Exercise data:

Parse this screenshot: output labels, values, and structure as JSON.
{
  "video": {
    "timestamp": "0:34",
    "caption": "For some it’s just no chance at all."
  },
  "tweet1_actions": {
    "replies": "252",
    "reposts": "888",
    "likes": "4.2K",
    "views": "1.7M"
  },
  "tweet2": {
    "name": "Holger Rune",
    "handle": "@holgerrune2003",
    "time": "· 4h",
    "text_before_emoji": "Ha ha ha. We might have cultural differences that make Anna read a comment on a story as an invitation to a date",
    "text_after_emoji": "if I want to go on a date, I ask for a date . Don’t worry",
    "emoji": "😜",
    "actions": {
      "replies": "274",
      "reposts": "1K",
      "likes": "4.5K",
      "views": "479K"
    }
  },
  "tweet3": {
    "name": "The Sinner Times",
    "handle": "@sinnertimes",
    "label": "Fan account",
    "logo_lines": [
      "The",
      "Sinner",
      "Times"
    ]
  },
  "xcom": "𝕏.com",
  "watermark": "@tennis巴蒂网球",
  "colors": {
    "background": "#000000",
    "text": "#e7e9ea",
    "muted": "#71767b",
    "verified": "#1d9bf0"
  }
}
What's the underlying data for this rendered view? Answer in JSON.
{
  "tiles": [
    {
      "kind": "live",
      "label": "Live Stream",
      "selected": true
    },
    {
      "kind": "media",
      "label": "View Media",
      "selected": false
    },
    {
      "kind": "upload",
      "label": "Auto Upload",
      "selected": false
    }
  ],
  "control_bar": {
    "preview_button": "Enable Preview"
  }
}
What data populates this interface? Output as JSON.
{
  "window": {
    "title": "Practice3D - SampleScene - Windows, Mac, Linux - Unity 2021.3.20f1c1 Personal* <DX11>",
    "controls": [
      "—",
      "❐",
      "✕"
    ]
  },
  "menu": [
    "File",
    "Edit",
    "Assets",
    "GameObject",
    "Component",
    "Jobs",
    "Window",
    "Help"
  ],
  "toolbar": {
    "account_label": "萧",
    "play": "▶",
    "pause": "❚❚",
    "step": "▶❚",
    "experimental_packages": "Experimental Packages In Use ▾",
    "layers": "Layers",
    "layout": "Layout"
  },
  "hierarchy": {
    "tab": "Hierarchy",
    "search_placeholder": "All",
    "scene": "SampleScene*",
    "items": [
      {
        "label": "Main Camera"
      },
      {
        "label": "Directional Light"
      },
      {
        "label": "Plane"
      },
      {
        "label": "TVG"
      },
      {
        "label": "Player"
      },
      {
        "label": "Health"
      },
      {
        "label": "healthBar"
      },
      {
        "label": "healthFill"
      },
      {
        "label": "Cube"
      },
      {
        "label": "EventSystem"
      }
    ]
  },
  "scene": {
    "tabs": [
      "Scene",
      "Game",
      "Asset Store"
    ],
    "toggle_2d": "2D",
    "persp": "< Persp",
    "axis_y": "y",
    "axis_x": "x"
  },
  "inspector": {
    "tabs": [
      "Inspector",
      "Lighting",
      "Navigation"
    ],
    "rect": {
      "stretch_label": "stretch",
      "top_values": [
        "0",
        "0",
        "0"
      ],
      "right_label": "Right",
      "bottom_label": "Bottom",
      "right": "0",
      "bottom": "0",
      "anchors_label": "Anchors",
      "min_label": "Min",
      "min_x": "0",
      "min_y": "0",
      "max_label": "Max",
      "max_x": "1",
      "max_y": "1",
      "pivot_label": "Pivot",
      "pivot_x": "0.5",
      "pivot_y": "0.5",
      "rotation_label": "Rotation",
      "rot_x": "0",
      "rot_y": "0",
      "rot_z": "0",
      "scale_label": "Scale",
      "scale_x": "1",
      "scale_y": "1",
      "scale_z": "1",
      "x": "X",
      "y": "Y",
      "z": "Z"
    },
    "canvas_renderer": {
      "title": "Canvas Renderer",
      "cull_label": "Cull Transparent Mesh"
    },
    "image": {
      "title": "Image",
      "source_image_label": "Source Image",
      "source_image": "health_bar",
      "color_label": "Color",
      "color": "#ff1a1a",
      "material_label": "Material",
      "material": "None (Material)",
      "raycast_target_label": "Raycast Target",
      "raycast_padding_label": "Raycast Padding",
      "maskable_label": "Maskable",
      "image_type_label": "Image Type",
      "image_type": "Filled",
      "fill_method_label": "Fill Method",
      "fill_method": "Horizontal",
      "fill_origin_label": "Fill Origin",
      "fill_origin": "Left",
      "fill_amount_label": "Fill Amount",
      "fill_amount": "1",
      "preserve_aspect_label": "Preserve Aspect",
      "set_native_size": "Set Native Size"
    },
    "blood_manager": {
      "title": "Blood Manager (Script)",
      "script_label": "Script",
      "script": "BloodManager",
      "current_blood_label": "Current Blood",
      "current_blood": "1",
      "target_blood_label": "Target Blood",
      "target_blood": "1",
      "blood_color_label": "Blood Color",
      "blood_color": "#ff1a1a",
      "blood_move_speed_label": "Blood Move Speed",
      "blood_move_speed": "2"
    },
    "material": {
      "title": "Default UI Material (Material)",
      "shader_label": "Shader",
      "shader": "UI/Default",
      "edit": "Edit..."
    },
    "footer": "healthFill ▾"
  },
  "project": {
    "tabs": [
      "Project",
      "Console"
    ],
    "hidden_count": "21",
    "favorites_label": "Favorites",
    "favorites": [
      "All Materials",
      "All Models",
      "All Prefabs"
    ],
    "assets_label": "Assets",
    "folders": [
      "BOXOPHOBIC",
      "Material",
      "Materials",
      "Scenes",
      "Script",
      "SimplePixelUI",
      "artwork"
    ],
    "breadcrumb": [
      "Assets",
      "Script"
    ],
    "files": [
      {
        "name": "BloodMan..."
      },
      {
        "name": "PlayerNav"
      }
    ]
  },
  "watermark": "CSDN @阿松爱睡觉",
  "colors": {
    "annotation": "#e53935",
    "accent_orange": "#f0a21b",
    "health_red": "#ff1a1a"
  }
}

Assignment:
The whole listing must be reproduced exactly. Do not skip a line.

Exercise result:
Parse this screenshot: output labels, values, and structure as JSON.
{
  "video": {
    "timestamp": "0:34",
    "caption": "For some it’s just no chance at all."
  },
  "tweet1_actions": {
    "replies": "252",
    "reposts": "888",
    "likes": "4.2K",
    "views": "1.7M"
  },
  "tweet2": {
    "name": "Holger Rune",
    "handle": "@holgerrune2003",
    "time": "· 4h",
    "text_before_emoji": "Ha ha ha. We might have cultural differences that make Anna read a comment on a story as an invitation to a date",
    "text_after_emoji": "if I want to go on a date, I ask for a date . Don’t worry",
    "emoji": "😜",
    "actions": {
      "replies": "274",
      "reposts": "1K",
      "likes": "4.5K",
      "views": "479K"
    }
  },
  "tweet3": {
    "name": "The Sinner Times",
    "handle": "@sinnertimes",
    "label": "Fan account",
    "logo_lines": [
      "The",
      "Sinner",
      "Times"
    ]
  },
  "xcom": "𝕏.com",
  "watermark": "@tennis巴蒂网球",
  "colors": {
    "background": "#000000",
    "text": "#e7e9ea",
    "muted": "#71767b",
    "verified": "#1d9bf0"
  }
}
What's the underlying data for this rendered view? Answer in JSON.
{
  "tiles": [
    {
      "kind": "live",
      "label": "Live Stream",
      "selected": true
    },
    {
      "kind": "media",
      "label": "View Media",
      "selected": false
    },
    {
      "kind": "upload",
      "label": "Auto Upload",
      "selected": false
    }
  ],
  "control_bar": {
    "preview_button": "Enable Preview"
  }
}
What data populates this interface? Output as JSON.
{
  "window": {
    "title": "Practice3D - SampleScene - Windows, Mac, Linux - Unity 2021.3.20f1c1 Personal* <DX11>",
    "controls": [
      "—",
      "❐",
      "✕"
    ]
  },
  "menu": [
    "File",
    "Edit",
    "Assets",
    "GameObject",
    "Component",
    "Jobs",
    "Window",
    "Help"
  ],
  "toolbar": {
    "account_label": "萧",
    "play": "▶",
    "pause": "❚❚",
    "step": "▶❚",
    "experimental_packages": "Experimental Packages In Use ▾",
    "layers": "Layers",
    "layout": "Layout"
  },
  "hierarchy": {
    "tab": "Hierarchy",
    "search_placeholder": "All",
    "scene": "SampleScene*",
    "items": [
      {
        "label": "Main Camera"
      },
      {
        "label": "Directional Light"
      },
      {
        "label": "Plane"
      },
      {
        "label": "TVG"
      },
      {
        "label": "Player"
      },
      {
        "label": "Health"
      },
      {
        "label": "healthBar"
      },
      {
        "label": "healthFill"
      },
      {
        "label": "Cube"
      },
      {
        "label": "EventSystem"
      }
    ]
  },
  "scene": {
    "tabs": [
      "Scene",
      "Game",
      "Asset Store"
    ],
    "toggle_2d": "2D",
    "persp": "< Persp",
    "axis_y": "y",
    "axis_x": "x"
  },
  "inspector": {
    "tabs": [
      "Inspector",
      "Lighting",
      "Navigation"
    ],
    "rect": {
      "stretch_label": "stretch",
      "top_values": [
        "0",
        "0",
        "0"
      ],
      "right_label": "Right",
      "bottom_label": "Bottom",
      "right": "0",
      "bottom": "0",
      "anchors_label": "Anchors",
      "min_label": "Min",
      "min_x": "0",
      "min_y": "0",
      "max_label": "Max",
      "max_x": "1",
      "max_y": "1",
      "pivot_label": "Pivot",
      "pivot_x": "0.5",
      "pivot_y": "0.5",
      "rotation_label": "Rotation",
      "rot_x": "0",
      "rot_y": "0",
      "rot_z": "0",
      "scale_label": "Scale",
      "scale_x": "1",
      "scale_y": "1",
      "scale_z": "1",
      "x": "X",
      "y": "Y",
      "z": "Z"
    },
    "canvas_renderer": {
      "title": "Canvas Renderer",
      "cull_label": "Cull Transparent Mesh"
    },
    "image": {
      "title": "Image",
      "source_image_label": "Source Image",
      "source_image": "health_bar",
      "color_label": "Color",
      "color": "#ff1a1a",
      "material_label": "Material",
      "material": "None (Material)",
      "raycast_target_label": "Raycast Target",
      "raycast_padding_label": "Raycast Padding",
      "maskable_label": "Maskable",
      "image_type_label": "Image Type",
      "image_type": "Filled",
      "fill_method_label": "Fill Method",
      "fill_method": "Horizontal",
      "fill_origin_label": "Fill Origin",
      "fill_origin": "Left",
      "fill_amount_label": "Fill Amount",
      "fill_amount": "1",
      "preserve_aspect_label": "Preserve Aspect",
      "set_native_size": "Set Native Size"
    },
    "blood_manager": {
      "title": "Blood Manager (Script)",
      "script_label": "Script",
      "script": "BloodManager",
      "current_blood_label": "Current Blood",
      "current_blood": "1",
      "target_blood_label": "Target Blood",
      "target_blood": "1",
      "blood_color_label": "Blood Color",
      "blood_color": "#ff1a1a",
      "blood_move_speed_label": "Blood Move Speed",
      "blood_move_speed": "2"
    },
    "material": {
      "title": "Default UI Material (Material)",
      "shader_label": "Shader",
      "shader": "UI/Default",
      "edit": "Edit..."
    },
    "footer": "healthFill ▾"
  },
  "project": {
    "tabs": [
      "Project",
      "Console"
    ],
    "hidden_count": "21",
    "favorites_label": "Favorites",
    "favorites": [
      "All Materials",
      "All Models",
      "All Prefabs"
    ],
    "assets_label": "Assets",
    "folders": [
      "BOXOPHOBIC",
      "Material",
      "Materials",
      "Scenes",
      "Script",
      "SimplePixelUI",
      "artwork"
    ],
    "breadcrumb": [
      "Assets",
      "Script"
    ],
    "files": [
      {
        "name": "BloodMan..."
      },
      {
        "name": "PlayerNav"
      }
    ]
  },
  "watermark": "CSDN @阿松爱睡觉",
  "colors": {
    "annotation": "#e53935",
    "accent_orange": "#f0a21b",
    "health_red": "#ff1a1a"
  }
}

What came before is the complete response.